The EU’s competition watchdog has put e-commerce companies on notice to cut out anti-competitive practices or face investigation.
“Certain practices by companies in e-commerce markets may restrict competition by unduly limiting how products are distributed throughout the EU,” Margrethe Vestager, EU competition commissioner, said on Wednesday.
“These restrictions could limit consumer choice and prevent lower prices online. At the same time, we find that there is a need to balance the interests of both online and ‘brick-and-mortar’ retailers. All to the benefit of consumers. Our findings help us to target the enforcement of EU competition rules in e-commerce markets.”
The inquiry focused on consumer goods and digital content — such as music, films and sport — and echoed the concerns in last year’s preliminary report.
The commission is expected to open cases based on its findings in the coming weeks and months. Following the preliminary report, three antitrust cases were launched in February, and seven retailers adjusted their contracts: Mango, Oysho, Pull&Bear, Dorothy Perkins, Topman, De Longhi and Manfrotto.
The regulator identified a range of concerns.
For consumer products, real-time price information made it easier to compare prices but also enabled two-thirds of retailers to use software to track competitors and automatically adjust their prices. That may enable price coordination and cut the incentive to lower prices.
Product manufacturers, who now compete with their own resellers online, have added restrictions to their contracts about who can resell their products, at what prices and where the can or cannot sell — for example, banning sales on marketplaces like eBay or Amazon.
Online sellers who refuse to deliver to customers in neighbouring member states or to accept out of country payments — a practice known as geo-blocking — are also in the cross-hairs. Brussels believes cross-border sales can contribute “to the integration of the EU’s internal market”.
For online content — such as sport, music, films and TV programmes — new entrants need access to premium content. However, it can be difficult to get the rights to because the long contracts for content often require big upfront payments, enforce territorial restrictions and bundle online content with TV transmission.
“The investigation’s findings about the durations of licencing agreements are particularly striking. The longer a sport organiser or film producer licenses its content exclusively to a specific broadcaster the harder it gets for competitors to enter the market,” said Monique Goyens of The European Consumer Organisation (BEUC).
The collection and usage of data is another area of interest.
Launched in March 2015 in conjunction with Brussel’s strategy to create a single digital market, the sector looked at over 8,000 contracts from nearly 1,900 companies selling content and consumer goods online across the 28 EU countries.
The inquiry examined contracts from product manufacturers, retailers, marketplaces, price comparison and payment websites.

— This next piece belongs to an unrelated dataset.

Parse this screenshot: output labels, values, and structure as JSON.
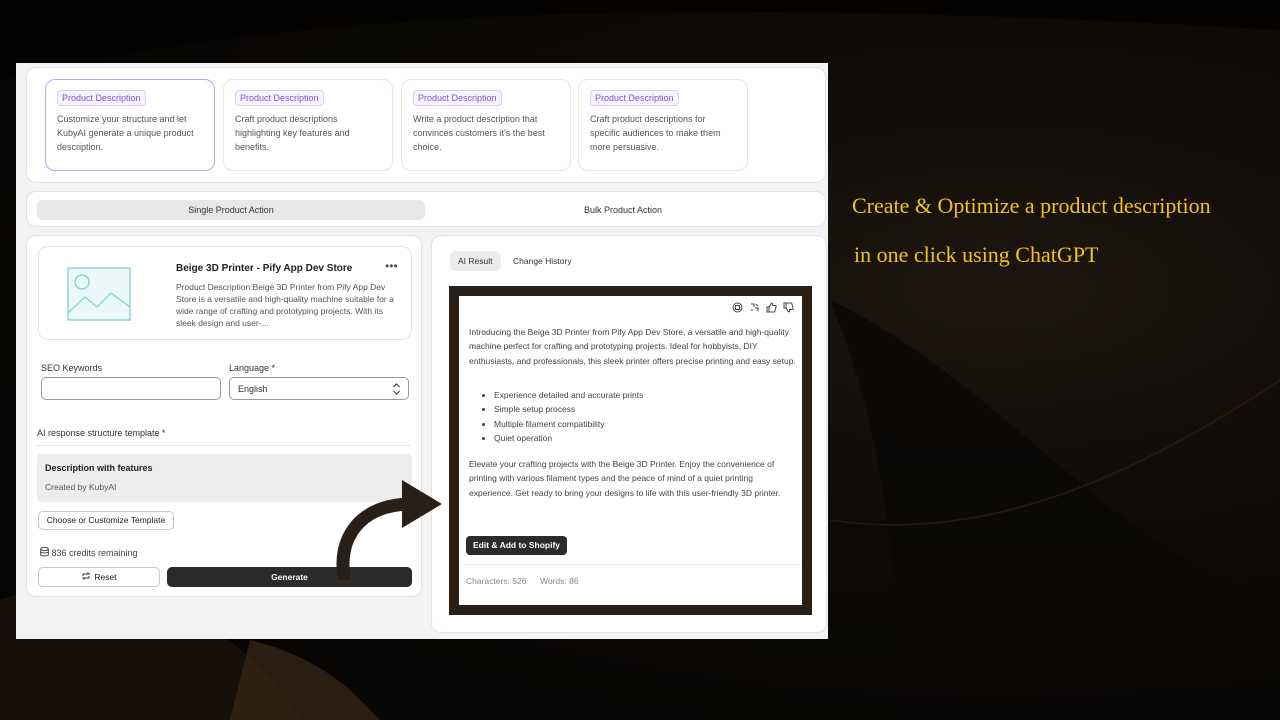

It looked at the most popular products such as shoes, clothing, electronics, appliances, software, toys, books, CDs, DVDs, sports and health products. Digital content included streamed and downloaded films, music, TV programmes and news.